    I must say I do not think that government do gooding always, or even often, qualifies as charity. The defining characteristic of charity is love. Government, sadly, does not love, at least not governments of the modern flavor. (Though I think government may sometimes hate, but mostly it is just coldly indifferent, unfeeling, and uncaring, because after all it is an it.) Now, is it possible that some of those working for the government may in fact love those they are paid to help? Yes, perhaps at the level of those in direct service. Is it possible government leaders are motivated by love? Yes, but not exceedingly likely. Is it probable taxpayers pay their taxes out of love? Not very likely at all.

    We should not confuse the terms “charity” or “good works” with any and all forms of good deeds or aid for those in need. Charity is a particular virtue based in love. Good works, in the theological sense are only made possible by the grace of God. After all, even under some theories of utilitarian self-interest a person should still help others, but that is certainly not a good work or charity. Government generally looks to me more like something based on (hopefully) enlightened self-interest rather than charity.

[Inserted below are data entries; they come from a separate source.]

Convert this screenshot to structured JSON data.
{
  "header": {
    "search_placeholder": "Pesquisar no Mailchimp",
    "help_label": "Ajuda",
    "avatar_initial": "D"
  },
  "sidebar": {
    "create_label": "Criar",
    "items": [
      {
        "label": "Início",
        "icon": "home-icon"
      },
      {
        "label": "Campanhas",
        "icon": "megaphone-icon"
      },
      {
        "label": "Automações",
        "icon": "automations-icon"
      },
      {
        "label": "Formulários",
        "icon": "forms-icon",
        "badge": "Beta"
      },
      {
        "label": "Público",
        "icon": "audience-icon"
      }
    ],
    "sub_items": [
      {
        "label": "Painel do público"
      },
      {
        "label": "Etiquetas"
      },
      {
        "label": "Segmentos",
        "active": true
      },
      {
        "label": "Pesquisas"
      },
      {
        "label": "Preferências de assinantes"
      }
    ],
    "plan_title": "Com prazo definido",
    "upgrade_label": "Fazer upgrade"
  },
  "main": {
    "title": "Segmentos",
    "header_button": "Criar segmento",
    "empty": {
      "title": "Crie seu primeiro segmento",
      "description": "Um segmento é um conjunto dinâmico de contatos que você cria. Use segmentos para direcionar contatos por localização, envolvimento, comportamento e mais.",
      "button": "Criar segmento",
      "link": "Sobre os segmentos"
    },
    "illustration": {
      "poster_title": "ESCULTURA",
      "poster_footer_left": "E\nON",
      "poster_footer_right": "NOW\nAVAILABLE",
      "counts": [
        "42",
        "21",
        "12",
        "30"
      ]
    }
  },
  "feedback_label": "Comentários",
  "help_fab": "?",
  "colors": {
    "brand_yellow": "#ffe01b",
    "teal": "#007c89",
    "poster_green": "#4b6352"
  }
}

    Now as to Republican arguments against “big government”, no, certainly not all of those should be taken seriously. However, there are serious arguments about this topic. (By serious I mean both the gravity and the intellectual rigor involved.) Obviously what passes for political discourse is largely blurbs that fit on bumper stickers and campaign slogans, and most of these tend to be uniquely unserious and unintelligent on all sides.

  • David Raber

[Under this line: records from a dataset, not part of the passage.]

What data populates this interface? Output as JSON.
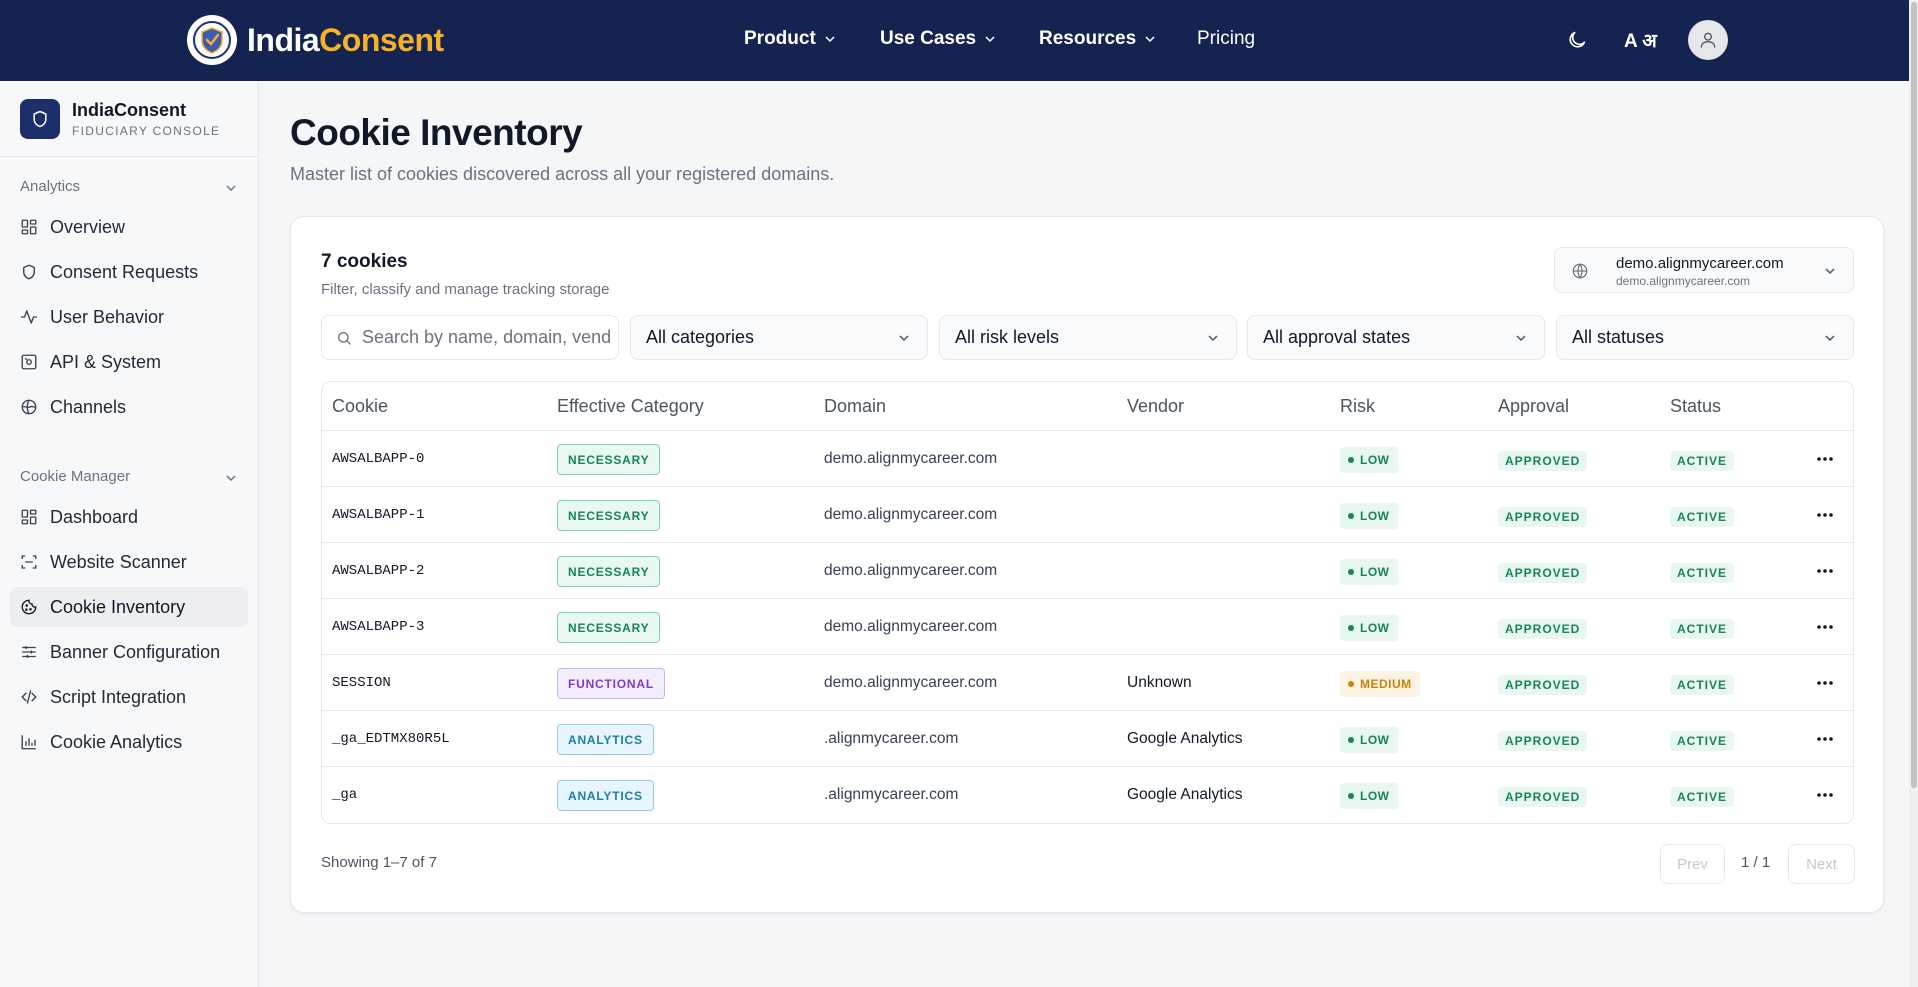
{
  "brand": {
    "part1": "India",
    "part2": "Consent"
  },
  "nav": {
    "product": "Product",
    "use_cases": "Use Cases",
    "resources": "Resources",
    "pricing": "Pricing",
    "lang": "A अ"
  },
  "sidebar": {
    "title": "IndiaConsent",
    "subtitle": "FIDUCIARY CONSOLE",
    "section_analytics": "Analytics",
    "analytics_items": [
      "Overview",
      "Consent Requests",
      "User Behavior",
      "API & System",
      "Channels"
    ],
    "section_cookie": "Cookie Manager",
    "cookie_items": [
      "Dashboard",
      "Website Scanner",
      "Cookie Inventory",
      "Banner Configuration",
      "Script Integration",
      "Cookie Analytics"
    ],
    "active_item": "Cookie Inventory"
  },
  "page": {
    "title": "Cookie Inventory",
    "description": "Master list of cookies discovered across all your registered domains."
  },
  "card": {
    "count": "7 cookies",
    "subtitle": "Filter, classify and manage tracking storage",
    "domain_selected": "demo.alignmycareer.com",
    "domain_sub": "demo.alignmycareer.com"
  },
  "filters": {
    "search_placeholder": "Search by name, domain, vendor",
    "category": "All categories",
    "risk": "All risk levels",
    "approval": "All approval states",
    "status": "All statuses"
  },
  "table": {
    "headers": {
      "cookie": "Cookie",
      "category": "Effective Category",
      "domain": "Domain",
      "vendor": "Vendor",
      "risk": "Risk",
      "approval": "Approval",
      "status": "Status"
    },
    "rows": [
      {
        "cookie": "AWSALBAPP-0",
        "category": "NECESSARY",
        "domain": "demo.alignmycareer.com",
        "vendor": "",
        "risk": "LOW",
        "approval": "APPROVED",
        "status": "ACTIVE"
      },
      {
        "cookie": "AWSALBAPP-1",
        "category": "NECESSARY",
        "domain": "demo.alignmycareer.com",
        "vendor": "",
        "risk": "LOW",
        "approval": "APPROVED",
        "status": "ACTIVE"
      },
      {
        "cookie": "AWSALBAPP-2",
        "category": "NECESSARY",
        "domain": "demo.alignmycareer.com",
        "vendor": "",
        "risk": "LOW",
        "approval": "APPROVED",
        "status": "ACTIVE"
      },
      {
        "cookie": "AWSALBAPP-3",
        "category": "NECESSARY",
        "domain": "demo.alignmycareer.com",
        "vendor": "",
        "risk": "LOW",
        "approval": "APPROVED",
        "status": "ACTIVE"
      },
      {
        "cookie": "SESSION",
        "category": "FUNCTIONAL",
        "domain": "demo.alignmycareer.com",
        "vendor": "Unknown",
        "risk": "MEDIUM",
        "approval": "APPROVED",
        "status": "ACTIVE"
      },
      {
        "cookie": "_ga_EDTMX80R5L",
        "category": "ANALYTICS",
        "domain": ".alignmycareer.com",
        "vendor": "Google Analytics",
        "risk": "LOW",
        "approval": "APPROVED",
        "status": "ACTIVE"
      },
      {
        "cookie": "_ga",
        "category": "ANALYTICS",
        "domain": ".alignmycareer.com",
        "vendor": "Google Analytics",
        "risk": "LOW",
        "approval": "APPROVED",
        "status": "ACTIVE"
      }
    ]
  },
  "pagination": {
    "showing": "Showing 1–7 of 7",
    "prev": "Prev",
    "page": "1 / 1",
    "next": "Next"
  },
  "colors": {
    "topbar": "#142350",
    "brand_accent": "#f5b228",
    "necessary": "#17845a",
    "functional": "#7e3ccf",
    "analytics": "#1a7fab",
    "medium": "#c9820d"
  }
}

    You write:”I must say I do not think that government do gooding always, or even often, qualifies as charity. The defining characteristic of charity is love. Government, sadly, does not love, at least not governments of the modern flavor.”

    I think you may be infected just a bit with the government-hating disease of the Republicans when you dismiss “government do-gooding.” Stop and think for a moment of all the good things government, as a human cooperative venture, does for you–instead of thinking about how it often screws up, or what it could do if it were able to institute the Kingdom of God on earth.

    Government does not love, but its actions as initiated by people (voters, legislators, even bureaucrats) may be indeed motivated by love–a genuine desire to do good. And sometimes–even often!–the good gets done. I think, for instance, that the Social Security System has done a lot of good for a lot of people. Its institution and ongoing operation is a communal “act of charity” broadly speaking.

    As far as confusing good deeds and charity, I am not a Calvinist and therefore I believe that there is no good deed whatsoever that is not an act of “charity” whose ultimate origin is divine love.